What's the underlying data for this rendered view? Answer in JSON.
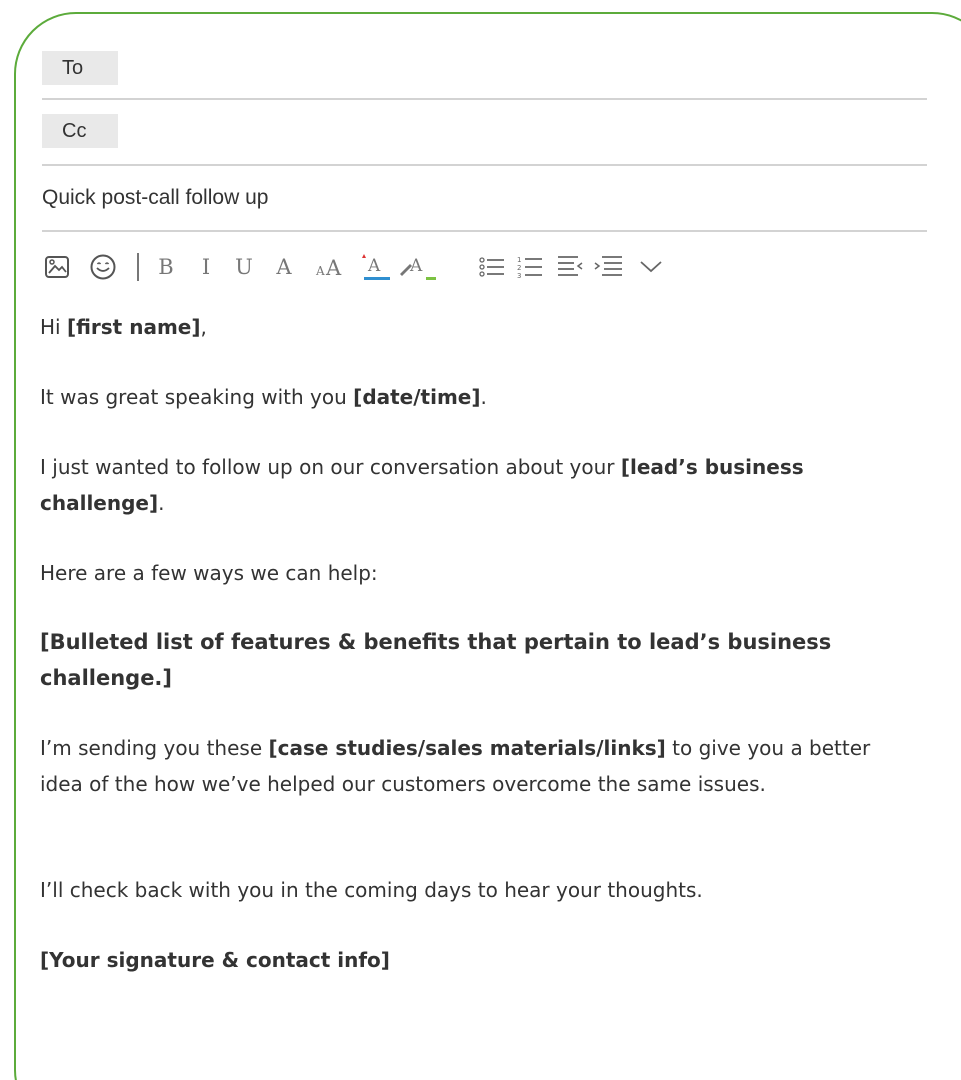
{
  "compose": {
    "to_label": "To",
    "cc_label": "Cc",
    "subject": "Quick post-call follow up"
  },
  "toolbar": {
    "items": [
      {
        "icon": "insert-image-icon"
      },
      {
        "icon": "emoji-icon"
      },
      {
        "icon": "bold-icon",
        "label": "B"
      },
      {
        "icon": "italic-icon",
        "label": "I"
      },
      {
        "icon": "underline-icon",
        "label": "U"
      },
      {
        "icon": "font-icon",
        "label": "A"
      },
      {
        "icon": "font-size-icon",
        "label": "AA"
      },
      {
        "icon": "text-color-icon",
        "label": "A",
        "color": "#2f8fd0"
      },
      {
        "icon": "highlight-icon",
        "label": "A",
        "color": "#7cc242"
      },
      {
        "icon": "bulleted-list-icon"
      },
      {
        "icon": "numbered-list-icon"
      },
      {
        "icon": "decrease-indent-icon"
      },
      {
        "icon": "increase-indent-icon"
      },
      {
        "icon": "more-chevron-icon"
      }
    ]
  },
  "email": {
    "p1": {
      "t1": "Hi ",
      "b1": "[first name]",
      "t2": ","
    },
    "p2": {
      "t1": "It was great speaking with you ",
      "b1": "[date/time]",
      "t2": "."
    },
    "p3": {
      "t1": "I just wanted to follow up on our conversation about your ",
      "b1": "[lead’s business challenge]",
      "t2": "."
    },
    "p4": {
      "t1": "Here are a few ways we can help:"
    },
    "p5": {
      "b1": "[Bulleted list of features & benefits that pertain to lead’s business challenge.]"
    },
    "p6": {
      "t1": "I’m sending you these ",
      "b1": "[case studies/sales materials/links]",
      "t2": " to give you a better idea of the how we’ve helped our customers overcome the same issues."
    },
    "p7": {
      "t1": "I’ll check back with you in the coming days to hear your thoughts."
    },
    "p8": {
      "b1": "[Your signature & contact info]"
    }
  },
  "colors": {
    "border": "#5cab3b",
    "text_color_underline": "#2f8fd0",
    "highlight_underline": "#7cc242",
    "divider": "#d3d3d3",
    "chip_bg": "#e9e9e9"
  }
}
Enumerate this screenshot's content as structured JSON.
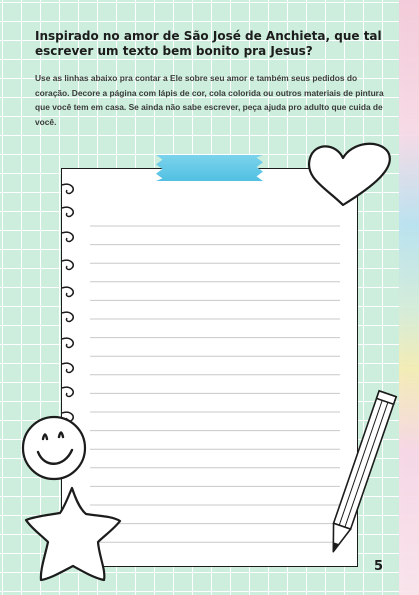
{
  "page": {
    "title": "Inspirado no amor de São José de Anchieta, que tal escrever um texto bem bonito pra Jesus?",
    "instructions": "Use as linhas abaixo pra contar a Ele sobre seu amor e também seus pedidos do coração. Decore a página com lápis de cor, cola colorida ou outros materiais de pintura que você tem em casa. Se ainda não sabe escrever, peça ajuda pro adulto que cuida de você.",
    "page_number": "5"
  },
  "colors": {
    "background": "#cdeedd",
    "grid": "#ffffff",
    "tape": "#52c0e2",
    "ink": "#1c1c1c",
    "paper": "#ffffff",
    "ruled_line": "#c8c8c8"
  },
  "decorations": [
    "heart-icon",
    "smiley-face-icon",
    "star-icon",
    "pencil-icon",
    "tape-strip",
    "spiral-rings"
  ]
}
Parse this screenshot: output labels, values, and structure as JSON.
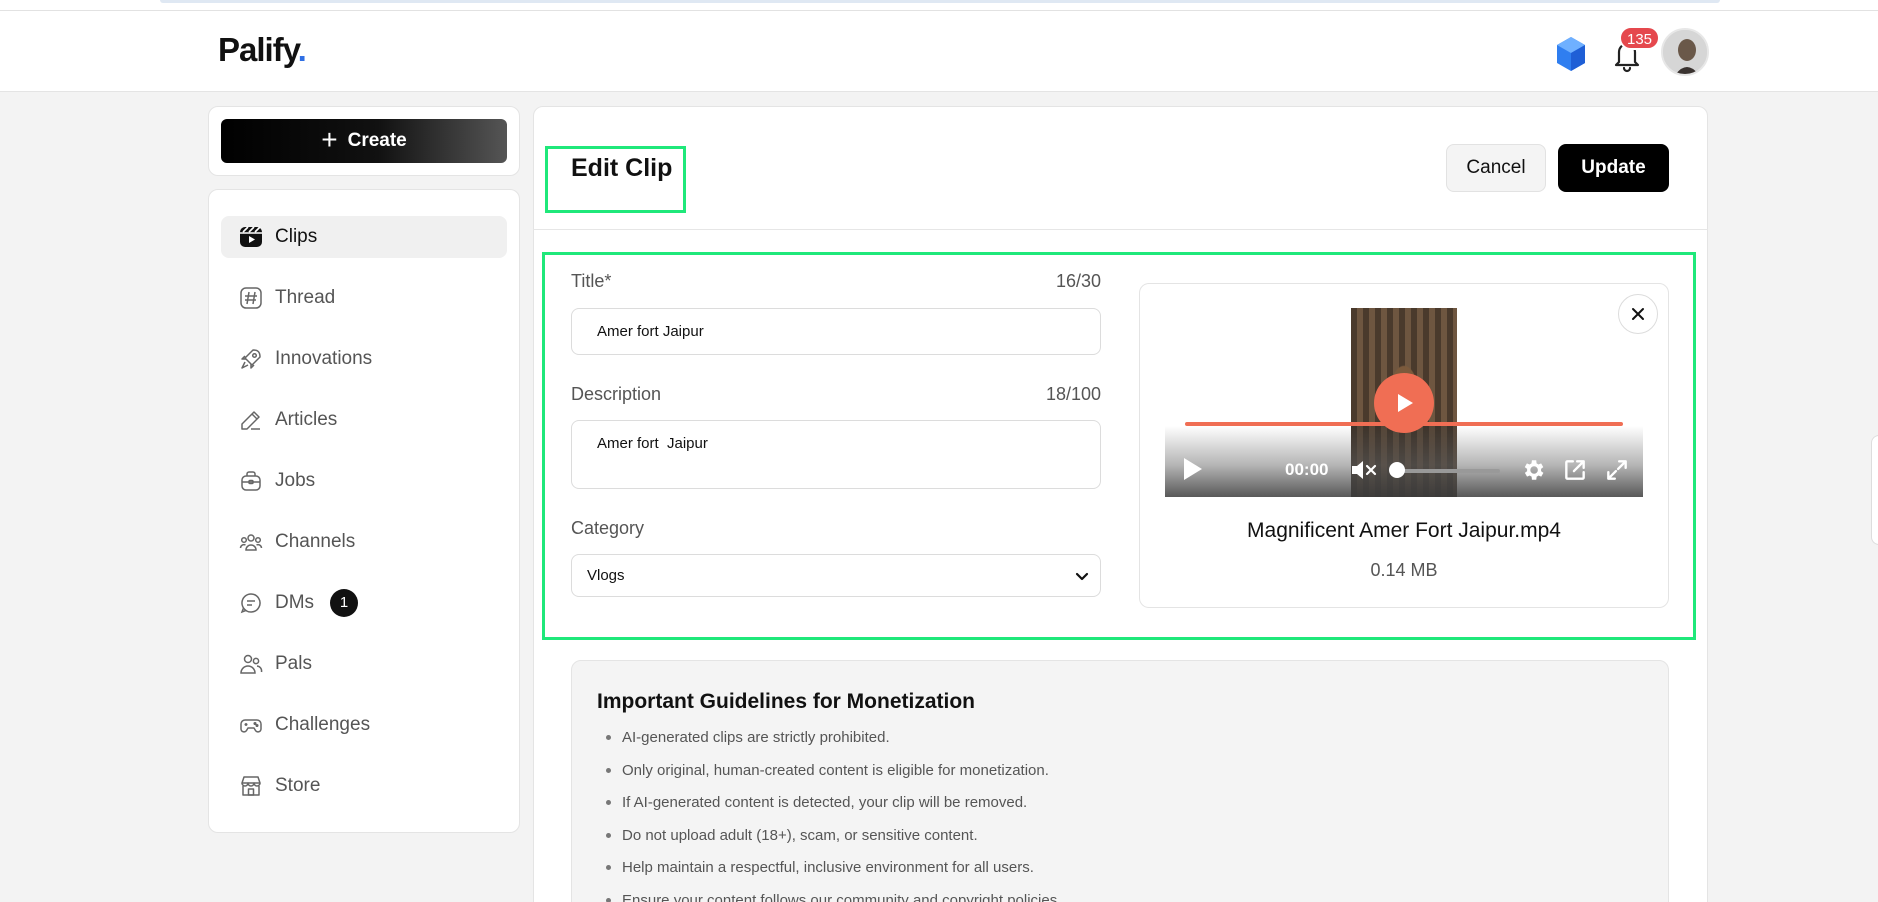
{
  "header": {
    "logo_text": "Palify",
    "logo_dot": ".",
    "notification_count": "135",
    "icons": {
      "gem": "gem-icon",
      "bell": "bell-icon",
      "avatar": "avatar"
    }
  },
  "sidebar": {
    "create_label": "Create",
    "items": [
      {
        "label": "Clips",
        "icon": "clips-icon",
        "active": true
      },
      {
        "label": "Thread",
        "icon": "hashtag-icon"
      },
      {
        "label": "Innovations",
        "icon": "rocket-icon"
      },
      {
        "label": "Articles",
        "icon": "pencil-icon"
      },
      {
        "label": "Jobs",
        "icon": "briefcase-icon"
      },
      {
        "label": "Channels",
        "icon": "group-icon"
      },
      {
        "label": "DMs",
        "icon": "chat-icon",
        "badge": "1"
      },
      {
        "label": "Pals",
        "icon": "people-icon"
      },
      {
        "label": "Challenges",
        "icon": "gamepad-icon"
      },
      {
        "label": "Store",
        "icon": "store-icon"
      }
    ]
  },
  "main": {
    "title": "Edit Clip",
    "cancel_label": "Cancel",
    "update_label": "Update",
    "form": {
      "title_label": "Title*",
      "title_count": "16/30",
      "title_value": "Amer fort Jaipur",
      "description_label": "Description",
      "description_count": "18/100",
      "description_value": "Amer fort  Jaipur",
      "category_label": "Category",
      "category_value": "Vlogs"
    },
    "preview": {
      "time": "00:00",
      "progress": 1.0,
      "volume": 0.0,
      "file_name": "Magnificent Amer Fort Jaipur.mp4",
      "file_size": "0.14 MB"
    },
    "guidelines": {
      "title": "Important Guidelines for Monetization",
      "items": [
        "AI-generated clips are strictly prohibited.",
        "Only original, human-created content is eligible for monetization.",
        "If AI-generated content is detected, your clip will be removed.",
        "Do not upload adult (18+), scam, or sensitive content.",
        "Help maintain a respectful, inclusive environment for all users.",
        "Ensure your content follows our community and copyright policies."
      ]
    }
  },
  "colors": {
    "accent_highlight": "#1fe87a",
    "video_accent": "#f06e54",
    "badge_red": "#e5484d",
    "logo_dot": "#2f6fe4"
  }
}
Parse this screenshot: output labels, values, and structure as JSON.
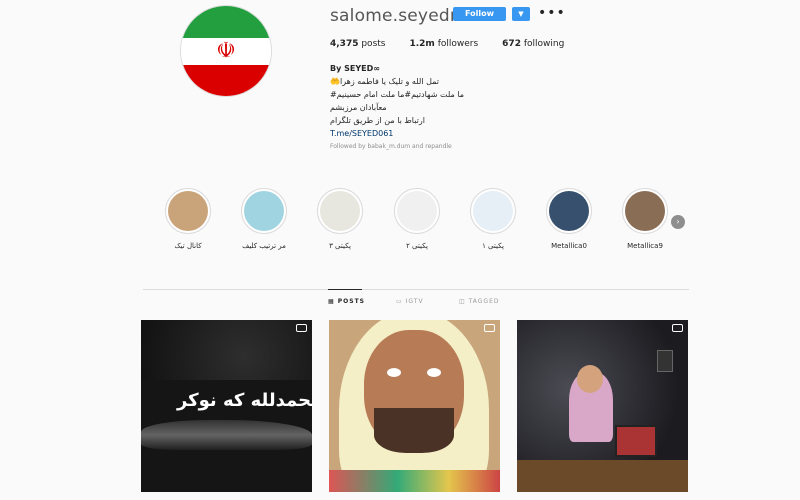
{
  "profile": {
    "username": "salome.seyednia",
    "follow_label": "Follow",
    "dropdown_icon": "chevron-down-icon",
    "more_icon": "ellipsis-icon",
    "stats": {
      "posts": "4,375",
      "posts_label": "posts",
      "followers": "1.2m",
      "followers_label": "followers",
      "following": "672",
      "following_label": "following"
    },
    "bio": {
      "name": "By SEYED∞",
      "line1": "🤲تمل الله و تلیک یا فاطمه زهرا",
      "line2": "#ما ملت شهادتیم#ما ملت امام حسینیم",
      "line3": "معآبادان مرزبشم",
      "line4": "ارتباط با من از طریق تلگرام",
      "link": "T.me/SEYED061",
      "followed_by": "Followed by babak_m.dum and repandle"
    }
  },
  "highlights": [
    {
      "label": "کانال تیک",
      "color": "#c9a47a"
    },
    {
      "label": "مر ترتیب کلیف",
      "color": "#9fd4e0"
    },
    {
      "label": "پکیتی ۳",
      "color": "#e7e7df"
    },
    {
      "label": "پکیتی ۲",
      "color": "#f0f0f0"
    },
    {
      "label": "پکیتی ۱",
      "color": "#e6eef6"
    },
    {
      "label": "Metallica0",
      "color": "#36506e"
    },
    {
      "label": "Metallica9",
      "color": "#8a6d55"
    }
  ],
  "tabs": [
    {
      "label": "POSTS",
      "active": true
    },
    {
      "label": "IGTV",
      "active": false
    },
    {
      "label": "TAGGED",
      "active": false
    }
  ],
  "posts": [
    {
      "text": "الحمدلله که نوکر"
    },
    {
      "text": ""
    },
    {
      "text": ""
    }
  ]
}
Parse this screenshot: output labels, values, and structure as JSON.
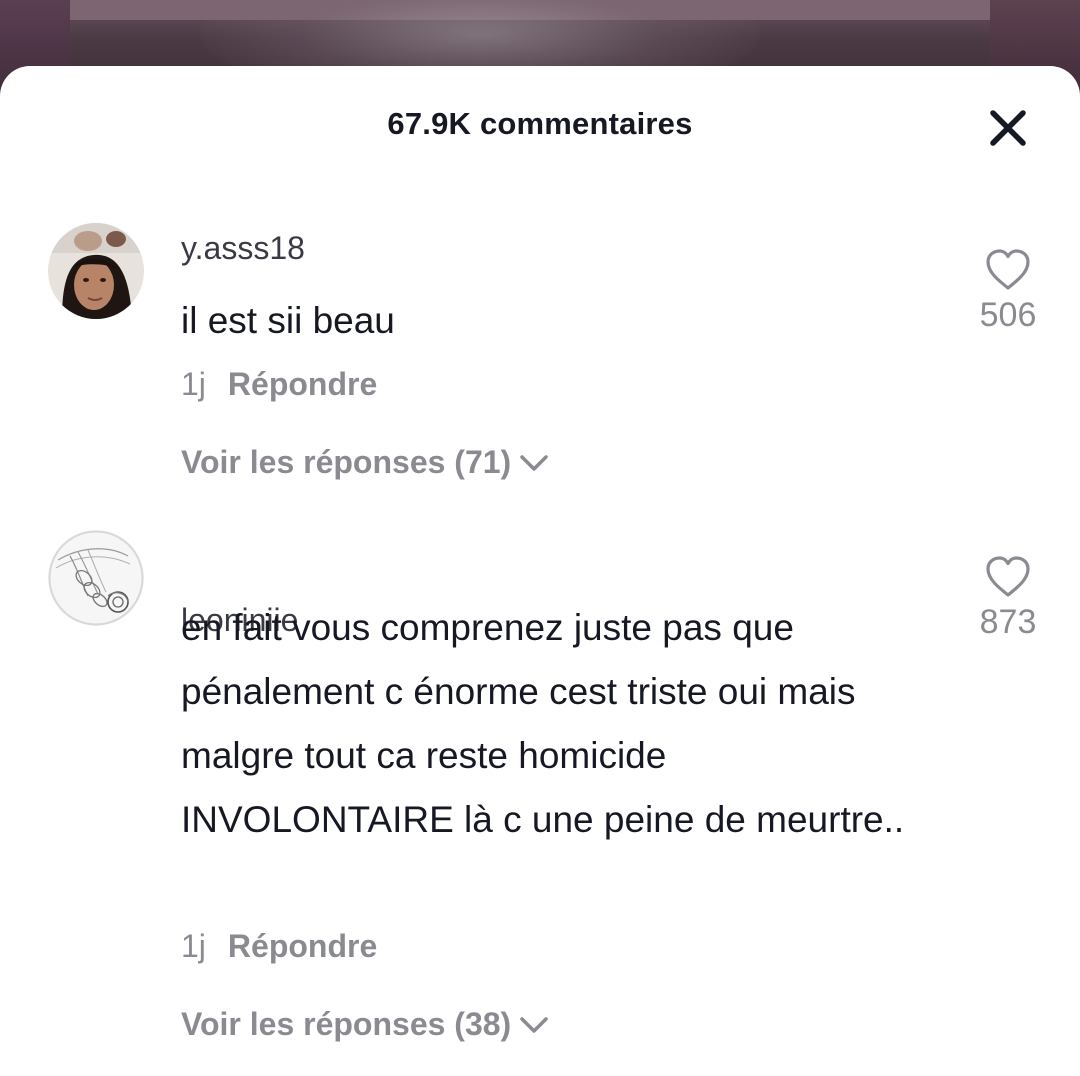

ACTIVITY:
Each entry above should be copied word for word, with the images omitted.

ANSWER TO THIS TASK:
What's the underlying data for this rendered view? Answer in JSON.
{
  "compose": {
    "to_label": "To",
    "cc_label": "Cc",
    "subject": "Quick post-call follow up"
  },
  "toolbar": {
    "items": [
      {
        "icon": "insert-image-icon"
      },
      {
        "icon": "emoji-icon"
      },
      {
        "icon": "bold-icon",
        "label": "B"
      },
      {
        "icon": "italic-icon",
        "label": "I"
      },
      {
        "icon": "underline-icon",
        "label": "U"
      },
      {
        "icon": "font-icon",
        "label": "A"
      },
      {
        "icon": "font-size-icon",
        "label": "AA"
      },
      {
        "icon": "text-color-icon",
        "label": "A",
        "color": "#2f8fd0"
      },
      {
        "icon": "highlight-icon",
        "label": "A",
        "color": "#7cc242"
      },
      {
        "icon": "bulleted-list-icon"
      },
      {
        "icon": "numbered-list-icon"
      },
      {
        "icon": "decrease-indent-icon"
      },
      {
        "icon": "increase-indent-icon"
      },
      {
        "icon": "more-chevron-icon"
      }
    ]
  },
  "email": {
    "p1": {
      "t1": "Hi ",
      "b1": "[first name]",
      "t2": ","
    },
    "p2": {
      "t1": "It was great speaking with you ",
      "b1": "[date/time]",
      "t2": "."
    },
    "p3": {
      "t1": "I just wanted to follow up on our conversation about your ",
      "b1": "[lead’s business challenge]",
      "t2": "."
    },
    "p4": {
      "t1": "Here are a few ways we can help:"
    },
    "p5": {
      "b1": "[Bulleted list of features & benefits that pertain to lead’s business challenge.]"
    },
    "p6": {
      "t1": "I’m sending you these ",
      "b1": "[case studies/sales materials/links]",
      "t2": " to give you a better idea of the how we’ve helped our customers overcome the same issues."
    },
    "p7": {
      "t1": "I’ll check back with you in the coming days to hear your thoughts."
    },
    "p8": {
      "b1": "[Your signature & contact info]"
    }
  },
  "colors": {
    "border": "#5cab3b",
    "text_color_underline": "#2f8fd0",
    "highlight_underline": "#7cc242",
    "divider": "#d3d3d3",
    "chip_bg": "#e9e9e9"
  }
}
Enumerate this screenshot's content as structured JSON.
{
  "page": {
    "title": "Inspirado no amor de São José de Anchieta, que tal escrever um texto bem bonito pra Jesus?",
    "instructions": "Use as linhas abaixo pra contar a Ele sobre seu amor e também seus pedidos do coração. Decore a página com lápis de cor, cola colorida ou outros materiais de pintura que você tem em casa. Se ainda não sabe escrever, peça ajuda pro adulto que cuida de você.",
    "page_number": "5"
  },
  "colors": {
    "background": "#cdeedd",
    "grid": "#ffffff",
    "tape": "#52c0e2",
    "ink": "#1c1c1c",
    "paper": "#ffffff",
    "ruled_line": "#c8c8c8"
  },
  "decorations": [
    "heart-icon",
    "smiley-face-icon",
    "star-icon",
    "pencil-icon",
    "tape-strip",
    "spiral-rings"
  ]
}
Parse this screenshot: output labels, values, and structure as JSON.
{
  "header": {
    "logo_text": "Palify",
    "logo_dot": ".",
    "notification_count": "135",
    "icons": {
      "gem": "gem-icon",
      "bell": "bell-icon",
      "avatar": "avatar"
    }
  },
  "sidebar": {
    "create_label": "Create",
    "items": [
      {
        "label": "Clips",
        "icon": "clips-icon",
        "active": true
      },
      {
        "label": "Thread",
        "icon": "hashtag-icon"
      },
      {
        "label": "Innovations",
        "icon": "rocket-icon"
      },
      {
        "label": "Articles",
        "icon": "pencil-icon"
      },
      {
        "label": "Jobs",
        "icon": "briefcase-icon"
      },
      {
        "label": "Channels",
        "icon": "group-icon"
      },
      {
        "label": "DMs",
        "icon": "chat-icon",
        "badge": "1"
      },
      {
        "label": "Pals",
        "icon": "people-icon"
      },
      {
        "label": "Challenges",
        "icon": "gamepad-icon"
      },
      {
        "label": "Store",
        "icon": "store-icon"
      }
    ]
  },
  "main": {
    "title": "Edit Clip",
    "cancel_label": "Cancel",
    "update_label": "Update",
    "form": {
      "title_label": "Title*",
      "title_count": "16/30",
      "title_value": "Amer fort Jaipur",
      "description_label": "Description",
      "description_count": "18/100",
      "description_value": "Amer fort  Jaipur",
      "category_label": "Category",
      "category_value": "Vlogs"
    },
    "preview": {
      "time": "00:00",
      "progress": 1.0,
      "volume": 0.0,
      "file_name": "Magnificent Amer Fort Jaipur.mp4",
      "file_size": "0.14 MB"
    },
    "guidelines": {
      "title": "Important Guidelines for Monetization",
      "items": [
        "AI-generated clips are strictly prohibited.",
        "Only original, human-created content is eligible for monetization.",
        "If AI-generated content is detected, your clip will be removed.",
        "Do not upload adult (18+), scam, or sensitive content.",
        "Help maintain a respectful, inclusive environment for all users.",
        "Ensure your content follows our community and copyright policies."
      ]
    }
  },
  "colors": {
    "accent_highlight": "#1fe87a",
    "video_accent": "#f06e54",
    "badge_red": "#e5484d",
    "logo_dot": "#2f6fe4"
  }
}
Parse this screenshot: output labels, values, and structure as JSON.
{
  "profile": {
    "username": "salome.seyednia",
    "follow_label": "Follow",
    "dropdown_icon": "chevron-down-icon",
    "more_icon": "ellipsis-icon",
    "stats": {
      "posts": "4,375",
      "posts_label": "posts",
      "followers": "1.2m",
      "followers_label": "followers",
      "following": "672",
      "following_label": "following"
    },
    "bio": {
      "name": "By SEYED∞",
      "line1": "🤲تمل الله و تلیک یا فاطمه زهرا",
      "line2": "#ما ملت شهادتیم#ما ملت امام حسینیم",
      "line3": "معآبادان مرزبشم",
      "line4": "ارتباط با من از طریق تلگرام",
      "link": "T.me/SEYED061",
      "followed_by": "Followed by babak_m.dum and repandle"
    }
  },
  "highlights": [
    {
      "label": "کانال تیک",
      "color": "#c9a47a"
    },
    {
      "label": "مر ترتیب کلیف",
      "color": "#9fd4e0"
    },
    {
      "label": "پکیتی ۳",
      "color": "#e7e7df"
    },
    {
      "label": "پکیتی ۲",
      "color": "#f0f0f0"
    },
    {
      "label": "پکیتی ۱",
      "color": "#e6eef6"
    },
    {
      "label": "Metallica0",
      "color": "#36506e"
    },
    {
      "label": "Metallica9",
      "color": "#8a6d55"
    }
  ],
  "tabs": [
    {
      "label": "POSTS",
      "active": true
    },
    {
      "label": "IGTV",
      "active": false
    },
    {
      "label": "TAGGED",
      "active": false
    }
  ],
  "posts": [
    {
      "text": "الحمدلله که نوکر"
    },
    {
      "text": ""
    },
    {
      "text": ""
    }
  ]
}
Parse this screenshot: output labels, values, and structure as JSON.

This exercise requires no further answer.